News | Washington Commanders -

Washington Football Daily 9/11: The Offensive Line Will Bring A 'Very Physical Mentality' Into Week 1

Center Chase Roullier blocks defensive tackle Daron Payne during practice at the Inova Sports Performance Center. (Elijah Walter Griffin Sr./Washington Football Team)
Center Chase Roullier blocks defensive tackle Daron Payne during practice at the Inova Sports Performance Center. (Elijah Walter Griffin Sr./Washington Football Team)

The 2020 season is here, and we have you covered as the Washington Football Team progresses through its inaugural campaign under head coach Ron Rivera.

Stay up to date with "Washington Football Daily," which comes out every weekday evening.

Here's what you need to know:


Much of Washington's offense and how the coaches plan to use certain players is shrouded in secrecy. That's the way head coach Ron Rivera and offensive coordinator Scott Turner want it, because the less their opponents know about their plans, the better off they will be.

Based on Turner's limited role as a play-caller in 2019, it's safe to expect plenty of wrinkles when the offense takes the field against the Eagles on Sunday. Don't be distracted by all the window dressing, though, because center Chase Roullier says the offensive line will bring "a very physical mentality" for the season opener.

"Moving guys off the ball, creating big running lanes for our running backs and making sure our defenders are staying off the quarterback," he said. "It's going to be very evident that we are a very physical offensive line and we're going to keep guys off the ball carrier."

Roullier, Brandon Scherff and Morgan Moses are all returning on the right side of the offensive line, but Washington had questions at left guard and left tackle heading into training camp.
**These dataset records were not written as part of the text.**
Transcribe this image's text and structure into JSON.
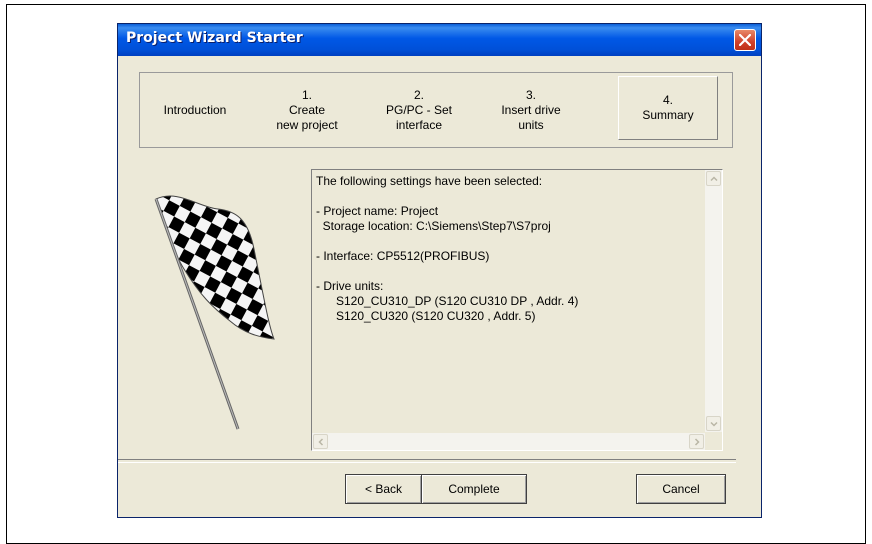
{
  "window": {
    "title": "Project Wizard Starter",
    "close_icon": "close-icon"
  },
  "steps": [
    {
      "number": "",
      "label": "Introduction",
      "active": false
    },
    {
      "number": "1.",
      "label": "Create\nnew project",
      "active": false
    },
    {
      "number": "2.",
      "label": "PG/PC - Set\ninterface",
      "active": false
    },
    {
      "number": "3.",
      "label": "Insert drive\nunits",
      "active": false
    },
    {
      "number": "4.",
      "label": "Summary",
      "active": true
    }
  ],
  "summary": {
    "heading": "The following settings have been selected:",
    "project_name": "- Project name: Project",
    "storage_location": "  Storage location: C:\\Siemens\\Step7\\S7proj",
    "interface": "- Interface: CP5512(PROFIBUS)",
    "drive_units_label": "- Drive units:",
    "drive_unit_1": "S120_CU310_DP  (S120 CU310 DP , Addr. 4)",
    "drive_unit_2": "S120_CU320  (S120 CU320 , Addr. 5)"
  },
  "buttons": {
    "back": "< Back",
    "complete": "Complete",
    "cancel": "Cancel"
  },
  "image": {
    "flag_icon": "checkered-flag-icon"
  }
}
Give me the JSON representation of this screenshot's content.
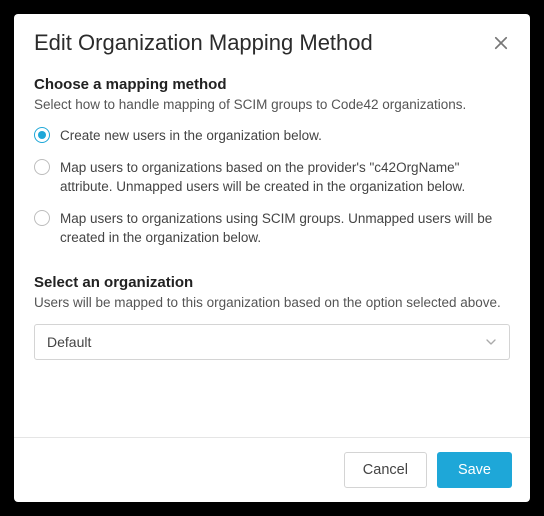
{
  "dialog": {
    "title": "Edit Organization Mapping Method"
  },
  "mapping": {
    "heading": "Choose a mapping method",
    "description": "Select how to handle mapping of SCIM groups to Code42 organizations.",
    "options": [
      "Create new users in the organization below.",
      "Map users to organizations based on the provider's \"c42OrgName\" attribute. Unmapped users will be created in the organization below.",
      "Map users to organizations using SCIM groups. Unmapped users will be created in the organization below."
    ],
    "selectedIndex": 0
  },
  "org": {
    "heading": "Select an organization",
    "description": "Users will be mapped to this organization based on the option selected above.",
    "value": "Default"
  },
  "footer": {
    "cancel": "Cancel",
    "save": "Save"
  }
}
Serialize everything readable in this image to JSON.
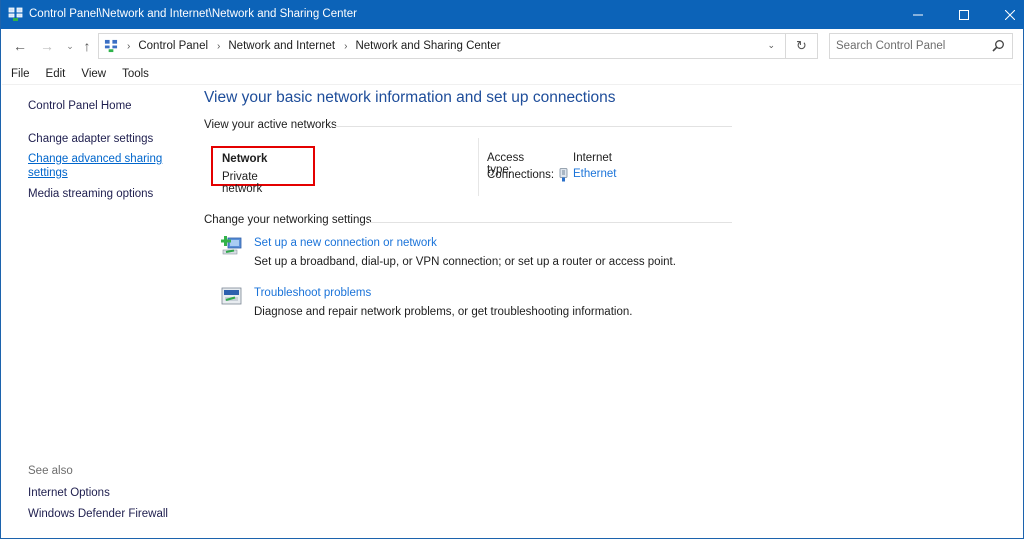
{
  "window": {
    "title": "Control Panel\\Network and Internet\\Network and Sharing Center",
    "controls": {
      "minimize": "—",
      "maximize": "☐",
      "close": "✕"
    },
    "accent_color": "#0c63b8"
  },
  "navigation": {
    "back_icon": "←",
    "forward_icon": "→",
    "recent_icon": "⌄",
    "up_icon": "↑",
    "breadcrumb": [
      "Control Panel",
      "Network and Internet",
      "Network and Sharing Center"
    ],
    "separator": "›",
    "dropdown_icon": "⌄",
    "refresh_icon": "↻",
    "search": {
      "placeholder": "Search Control Panel",
      "value": ""
    }
  },
  "menubar": [
    "File",
    "Edit",
    "View",
    "Tools"
  ],
  "sidebar": {
    "home": "Control Panel Home",
    "links": [
      {
        "label": "Change adapter settings"
      },
      {
        "label": "Change advanced sharing settings",
        "line1": "Change advanced sharing",
        "line2": "settings",
        "active": true
      },
      {
        "label": "Media streaming options"
      }
    ],
    "see_also_header": "See also",
    "see_also": [
      "Internet Options",
      "Windows Defender Firewall"
    ]
  },
  "main": {
    "title": "View your basic network information and set up connections",
    "active_networks": {
      "header": "View your active networks",
      "network_name": "Network",
      "network_type": "Private network",
      "access_type_label": "Access type:",
      "access_type_value": "Internet",
      "connections_label": "Connections:",
      "connection_name": "Ethernet"
    },
    "settings": {
      "header": "Change your networking settings",
      "tasks": [
        {
          "icon": "new-connection-icon",
          "link": "Set up a new connection or network",
          "desc": "Set up a broadband, dial-up, or VPN connection; or set up a router or access point."
        },
        {
          "icon": "troubleshoot-icon",
          "link": "Troubleshoot problems",
          "desc": "Diagnose and repair network problems, or get troubleshooting information."
        }
      ]
    }
  },
  "colors": {
    "link": "#1a73d9",
    "title": "#1e4d9a",
    "highlight_box": "#e40000"
  }
}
After a month of holding an open competition at both positions, Geron Christian Sr. and Wes Martin emerged as the starters on the team's first unofficial depth chart.

"I've had a lot of experience playing center next to them throughout the last couple of years, whether that was in practice or in games as well," Roullier said. "Even though they are some new faces, they are some guys that I feel very to an d feel very ready to go forward into the game on Sunday with them."

Roullier said Martin, who he has worked with more often than Christian, is a "very smart guy" who is able to play with the physical style the offensive line wants to embody. Both are important attributes for a guard to possess, and Roullier believes Martin does both well.

"He's a very strong-bodied guy who has the smarts to back it up," Roullier said. "That allows him to excel on the field."

Roullier and the rest of the offensive line will be facing off against the Eagles' stout defensive front, which features Derek Barnett, Brandon Graham and Fletcher Cox. He said the front is full of quick players who can "run down your throat but also take an edge."

"That is a difficult thing to go against every time you have to deal with that, but having some familiarity with them allows us to learn some of their tendencies and be able to know what we're going up against every time we go out there on the field."

With no preseason games, Sunday will be the first time the offensive line will get to show off their physical mentality in Washington's new offense. After going against the same players for weeks, Roullier can't wait to hit someone wearing another jersey.

"It's gonna be nice to go against another opponent," he said with a laugh. "Even with preseason games, you start to get sick of hitting your same guys over and over again. And now with no preseason games, I think now that has been more so than any other year."


-- Ken Zampese does not want to overwhelm Dwayne Haskins Jr. before Sunday's game: Washington's opener against the Philadelphia Eagles could be a defining moment for Dwayne Haskins Jr. He was named the starting quarterback for Week 1 and finally has the chance to show off the work he has put in over the offseason. Quarterbacks coach Ken Zampese said he will go over certain situations on third downs and red zone plays on Saturday night, but he does not want to give Haskins too much information before the game.

"Not say too much and let the physical talent and the reactionary ability of the player take over. And then just: 'Hey, let's get some sleep and then have some fun the next day and execute. Do what you're here to do.'"

-- Rivera has a history of keeping the score close in season openers: Rivera is entering his 10th season as a head coach, and one constant throughout the decade is that his season openers tend to be close games. Rivera is 4-5 in Week 1, but those games were decided by an average of eight points. There is no secret to keeping games close in season openers, according to Rivera; it all comes down to making plays.

"It's not gratifying to lose obviously, but at least as a football team you can say, 'We know where we are. We're progressing.' I like [the Eagles] as the home opener because these guys are the gold standard in our division. They won it last year and got into the playoffs. So, this will be a good measuring stick as far as where we are as a football team."

-- Zampese is confident in Haskins' resiliency: Zampese knows he and Haskins can only prepare for so much before Sunday's game. There will undoubtedly be unexpected factors throughout the contest that Haskins will have to respond to. Zampese has only worked with Haskins on the field for about a month, but he has "all the confidence in the world that he's going to be fine when those things happen."

"We'll play the game and we'll find out. It'll be a test for a lot of different things for all of our guys. I know we have a very solid group in our room, very resilient and very supportive. He'll have a great supporting cast when he gets to the sideline, I know that."


Check out the injury report for Washington's game against Philadelphia, HERE.

Check Out What's On


Related Content